"Back to Basics" is a colorful, easy-to-understand encyclopedia of basic skills. There are hundreds of color photos, and most lessons are laid out step-by-step, making the concepts very easy to learn. The book is divided into six basic parts:
I. Land: Buying It - Building on it (how to choose land, build a home, develop a water supply, create a sauna, etc)
II. Energy from Wood, Water, Wind, and Sun (making your home more efficient, how to use wind energy, setting up a solar-powered house, etc)
III. Raising Your Own Vegetables, Fruit, and Livestock (how to properly grow all sorts of fruits, vegetables, and grains, how to farm fish, beekeeping, butchering an animal, etc)
IV. Enjoying Your Harvest Year Round (canning, preserving all kinds of foods, making cheese and wine, etc)
V. Skills and Crafts for House and Homestead (making natural dyes, weaving, woodworking, stenciling, soapmaking, making homemade perfumes, etc)
VI.Read more ›
I have lived in the foothills of rural Appalachia for 55 years and have been involved in carrying out nearly all the construction, activities, arts, and crafts found within this text. Some of the text, (along with the accompanying drawings and photos), is quite good. The information is solid and one can get started along the right track; however, the work goes astray (the publishers sort of "threw in the kitchen sink"), into areas which are not particularly relevant to traditional country living. The editors simply went too far afield when they got into topics such as "Winter Sports," "Kayaking and Rafting," "Foraging for Flour and Emergency Rations," and so on. Most of these subjects are tagged on at the end, I felt just to make the book longer, (it's plenty long enough at 456 pages!)
Additionally, on topics such as "Emergency First Aid," "Fly Fishing" (and fish identification), and "Recipes," there are obligatory sections, none of which are all that useful since these are subjects, any one of which could fill volumes. Had these areas of specific interest been omitted, the more appropriate topics could have been somewhat expanded, such as "Barn Building" or "Preserving Meat and Fish".
While there is quite a great deal of quality information in this Skyhorse Publishing Third Edition (2008) for those seeking a new or improved life in the rural countryside, I still feel that the editors strayed off-base to the point that I cannot heartily recommend the work.

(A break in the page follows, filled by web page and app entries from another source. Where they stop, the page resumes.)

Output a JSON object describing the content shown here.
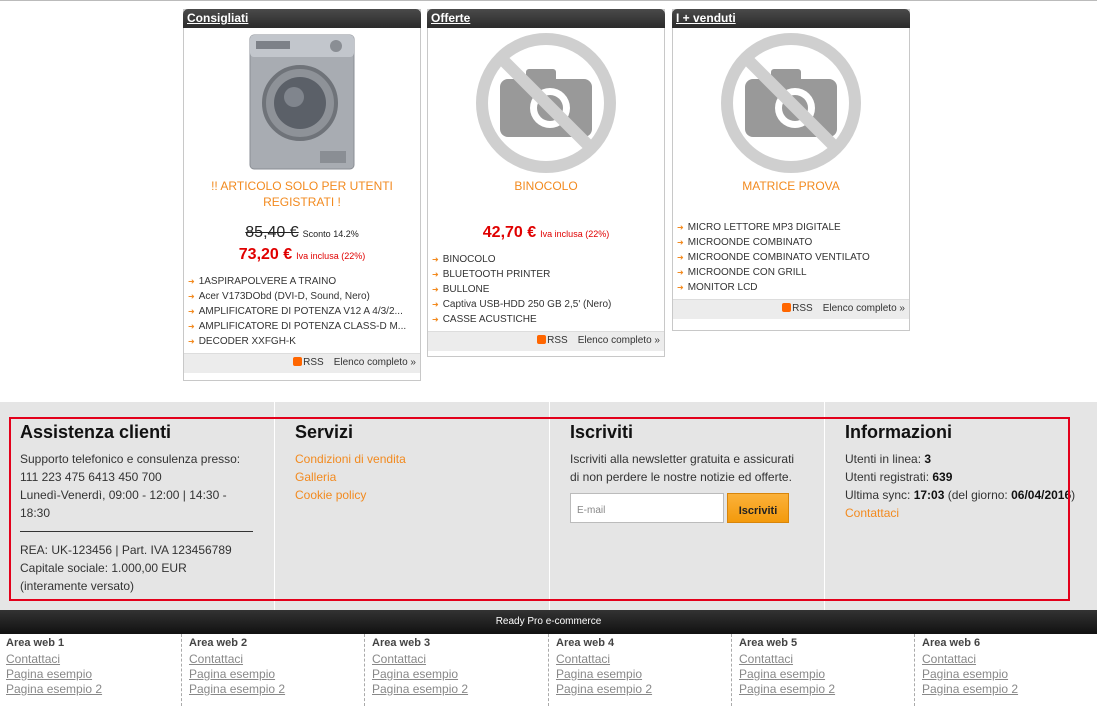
{
  "boxes": [
    {
      "title": "Consigliati",
      "product": "!! ARTICOLO SOLO PER UTENTI REGISTRATI !",
      "old_price": "85,40 €",
      "discount": "Sconto 14.2%",
      "price": "73,20 €",
      "vat": "Iva inclusa (22%)",
      "items": [
        "1ASPIRAPOLVERE A TRAINO",
        "Acer V173DObd (DVI-D, Sound, Nero)",
        "AMPLIFICATORE DI POTENZA V12 A 4/3/2...",
        "AMPLIFICATORE DI POTENZA CLASS-D M...",
        "DECODER XXFGH-K"
      ],
      "rss": "RSS",
      "all": "Elenco completo »"
    },
    {
      "title": "Offerte",
      "product": "BINOCOLO",
      "price": "42,70 €",
      "vat": "Iva inclusa (22%)",
      "items": [
        "BINOCOLO",
        "BLUETOOTH PRINTER",
        "BULLONE",
        "Captiva USB-HDD 250 GB 2,5' (Nero)",
        "CASSE ACUSTICHE"
      ],
      "rss": "RSS",
      "all": "Elenco completo »"
    },
    {
      "title": "I + venduti",
      "product": "MATRICE PROVA",
      "items": [
        "MICRO LETTORE MP3 DIGITALE",
        "MICROONDE COMBINATO",
        "MICROONDE COMBINATO VENTILATO",
        "MICROONDE CON GRILL",
        "MONITOR LCD"
      ],
      "rss": "RSS",
      "all": "Elenco completo »"
    }
  ],
  "assist": {
    "title": "Assistenza clienti",
    "l1": "Supporto telefonico e consulenza presso:",
    "l2": "111 223 475 6413 450 700",
    "l3": "Lunedì-Venerdì, 09:00 - 12:00 | 14:30 - 18:30",
    "l4": "REA: UK-123456 | Part. IVA 123456789",
    "l5": "Capitale sociale: 1.000,00 EUR (interamente versato)"
  },
  "services": {
    "title": "Servizi",
    "links": [
      "Condizioni di vendita",
      "Galleria",
      "Cookie policy"
    ]
  },
  "newsletter": {
    "title": "Iscriviti",
    "text": "Iscriviti alla newsletter gratuita e assicurati di non perdere le nostre notizie ed offerte.",
    "placeholder": "E-mail",
    "button": "Iscriviti"
  },
  "info": {
    "title": "Informazioni",
    "online_label": "Utenti in linea: ",
    "online": "3",
    "reg_label": "Utenti registrati: ",
    "reg": "639",
    "sync_label": "Ultima sync: ",
    "sync_time": "17:03",
    "sync_mid": " (del giorno: ",
    "sync_date": "06/04/2016",
    "sync_end": ")",
    "contact": "Contattaci"
  },
  "bar": "Ready Pro e-commerce",
  "areas": [
    {
      "title": "Area web 1",
      "links": [
        "Contattaci",
        "Pagina esempio",
        "Pagina esempio 2"
      ]
    },
    {
      "title": "Area web 2",
      "links": [
        "Contattaci",
        "Pagina esempio",
        "Pagina esempio 2"
      ]
    },
    {
      "title": "Area web 3",
      "links": [
        "Contattaci",
        "Pagina esempio",
        "Pagina esempio 2"
      ]
    },
    {
      "title": "Area web 4",
      "links": [
        "Contattaci",
        "Pagina esempio",
        "Pagina esempio 2"
      ]
    },
    {
      "title": "Area web 5",
      "links": [
        "Contattaci",
        "Pagina esempio",
        "Pagina esempio 2"
      ]
    },
    {
      "title": "Area web 6",
      "links": [
        "Contattaci",
        "Pagina esempio",
        "Pagina esempio 2"
      ]
    }
  ]
}
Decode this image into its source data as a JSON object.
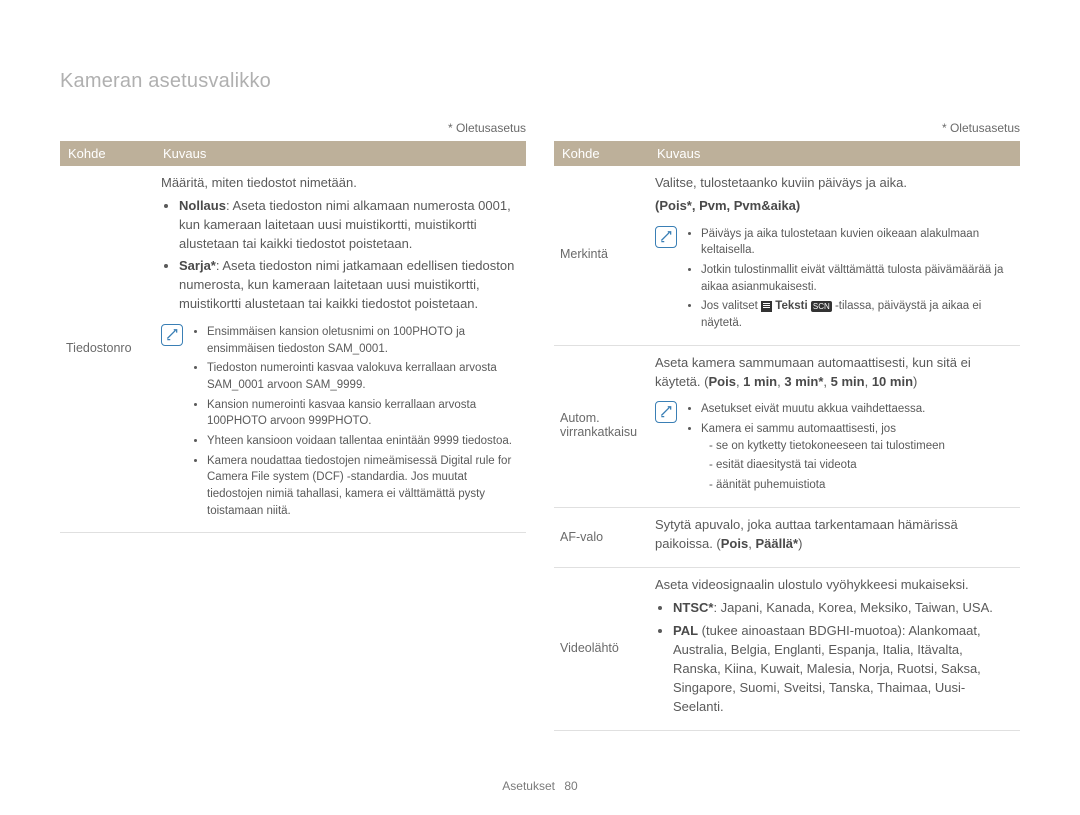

At the end of the movie adaptation of H.G.Wells classic "The Time Machine", the main character escapes to the future where humanity has forgotten all basic knowledge and skills. The friends that he leaves behind discover that he has taken only three books with him, and we're left to wonderingly consider which three - and which three we might bring. This book would be one of my three. After all, what culture could survive long without beer, smoked meats, cheese and wine?
Most Recent Customer Reviews
The simplicity of this book is great. If you want to get back to the basics of living a must have resource.Published 1 month ago by Beth A. Gantt
I love this book. It has great information. How to decide if they land you're looking at is right for your needs. How to build a shelter. Read morePublished 1 month ago by D.B.
This is a great reference for homesteading and going back to the land. I can look for anything from buying a wood burning stove to making a great homemade pie. Read morePublished 1 month ago by Eruditioner
This is a true encyclopedia for the homesteader. I spent 10 years as a home designer and builder and I still learned a lot about building. Read morePublished 2 months ago by Herbert A. Wade
This book is one of the best in my homestead/prepper library. It really does give a thorough guide to all the basics and explains them in a way that the average person could... Read morePublished 2 months ago by Ghostbuster